The data:
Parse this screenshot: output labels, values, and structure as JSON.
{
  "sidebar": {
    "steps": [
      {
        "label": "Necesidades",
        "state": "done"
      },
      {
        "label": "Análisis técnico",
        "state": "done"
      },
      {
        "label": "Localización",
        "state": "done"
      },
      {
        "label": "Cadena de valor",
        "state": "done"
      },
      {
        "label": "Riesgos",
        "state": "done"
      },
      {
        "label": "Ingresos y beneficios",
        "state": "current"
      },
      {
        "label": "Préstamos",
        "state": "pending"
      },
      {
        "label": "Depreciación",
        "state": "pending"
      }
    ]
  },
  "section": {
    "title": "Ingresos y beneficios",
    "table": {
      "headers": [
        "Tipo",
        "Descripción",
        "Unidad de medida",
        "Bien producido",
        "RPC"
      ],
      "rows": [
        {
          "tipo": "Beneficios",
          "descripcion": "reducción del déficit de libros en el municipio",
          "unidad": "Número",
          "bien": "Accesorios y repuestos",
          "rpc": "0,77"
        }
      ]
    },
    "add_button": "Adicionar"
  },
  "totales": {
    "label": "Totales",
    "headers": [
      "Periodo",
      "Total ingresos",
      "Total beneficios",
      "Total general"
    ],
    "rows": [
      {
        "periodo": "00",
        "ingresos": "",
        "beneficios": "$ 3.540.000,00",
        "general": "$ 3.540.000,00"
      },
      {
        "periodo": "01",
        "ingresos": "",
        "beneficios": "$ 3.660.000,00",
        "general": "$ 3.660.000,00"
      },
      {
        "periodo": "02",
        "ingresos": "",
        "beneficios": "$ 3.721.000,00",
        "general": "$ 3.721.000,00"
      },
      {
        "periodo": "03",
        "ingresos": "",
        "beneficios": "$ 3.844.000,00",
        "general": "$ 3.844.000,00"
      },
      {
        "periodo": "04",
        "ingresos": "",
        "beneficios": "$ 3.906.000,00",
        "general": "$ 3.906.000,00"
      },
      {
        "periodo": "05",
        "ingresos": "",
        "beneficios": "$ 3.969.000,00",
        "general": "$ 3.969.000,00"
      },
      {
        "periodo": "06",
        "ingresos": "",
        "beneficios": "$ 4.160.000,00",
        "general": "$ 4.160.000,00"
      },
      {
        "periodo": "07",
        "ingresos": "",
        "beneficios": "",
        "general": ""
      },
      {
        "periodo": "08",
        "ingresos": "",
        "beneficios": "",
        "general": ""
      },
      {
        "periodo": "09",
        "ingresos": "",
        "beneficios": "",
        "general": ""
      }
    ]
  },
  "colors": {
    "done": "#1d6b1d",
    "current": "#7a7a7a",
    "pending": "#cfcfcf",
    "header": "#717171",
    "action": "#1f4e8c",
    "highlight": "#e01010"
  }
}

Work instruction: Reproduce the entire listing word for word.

Answer to the problem:
Parse this screenshot: output labels, values, and structure as JSON.
{
  "sidebar": {
    "steps": [
      {
        "label": "Necesidades",
        "state": "done"
      },
      {
        "label": "Análisis técnico",
        "state": "done"
      },
      {
        "label": "Localización",
        "state": "done"
      },
      {
        "label": "Cadena de valor",
        "state": "done"
      },
      {
        "label": "Riesgos",
        "state": "done"
      },
      {
        "label": "Ingresos y beneficios",
        "state": "current"
      },
      {
        "label": "Préstamos",
        "state": "pending"
      },
      {
        "label": "Depreciación",
        "state": "pending"
      }
    ]
  },
  "section": {
    "title": "Ingresos y beneficios",
    "table": {
      "headers": [
        "Tipo",
        "Descripción",
        "Unidad de medida",
        "Bien producido",
        "RPC"
      ],
      "rows": [
        {
          "tipo": "Beneficios",
          "descripcion": "reducción del déficit de libros en el municipio",
          "unidad": "Número",
          "bien": "Accesorios y repuestos",
          "rpc": "0,77"
        }
      ]
    },
    "add_button": "Adicionar"
  },
  "totales": {
    "label": "Totales",
    "headers": [
      "Periodo",
      "Total ingresos",
      "Total beneficios",
      "Total general"
    ],
    "rows": [
      {
        "periodo": "00",
        "ingresos": "",
        "beneficios": "$ 3.540.000,00",
        "general": "$ 3.540.000,00"
      },
      {
        "periodo": "01",
        "ingresos": "",
        "beneficios": "$ 3.660.000,00",
        "general": "$ 3.660.000,00"
      },
      {
        "periodo": "02",
        "ingresos": "",
        "beneficios": "$ 3.721.000,00",
        "general": "$ 3.721.000,00"
      },
      {
        "periodo": "03",
        "ingresos": "",
        "beneficios": "$ 3.844.000,00",
        "general": "$ 3.844.000,00"
      },
      {
        "periodo": "04",
        "ingresos": "",
        "beneficios": "$ 3.906.000,00",
        "general": "$ 3.906.000,00"
      },
      {
        "periodo": "05",
        "ingresos": "",
        "beneficios": "$ 3.969.000,00",
        "general": "$ 3.969.000,00"
      },
      {
        "periodo": "06",
        "ingresos": "",
        "beneficios": "$ 4.160.000,00",
        "general": "$ 4.160.000,00"
      },
      {
        "periodo": "07",
        "ingresos": "",
        "beneficios": "",
        "general": ""
      },
      {
        "periodo": "08",
        "ingresos": "",
        "beneficios": "",
        "general": ""
      },
      {
        "periodo": "09",
        "ingresos": "",
        "beneficios": "",
        "general": ""
      }
    ]
  },
  "colors": {
    "done": "#1d6b1d",
    "current": "#7a7a7a",
    "pending": "#cfcfcf",
    "header": "#717171",
    "action": "#1f4e8c",
    "highlight": "#e01010"
  }
}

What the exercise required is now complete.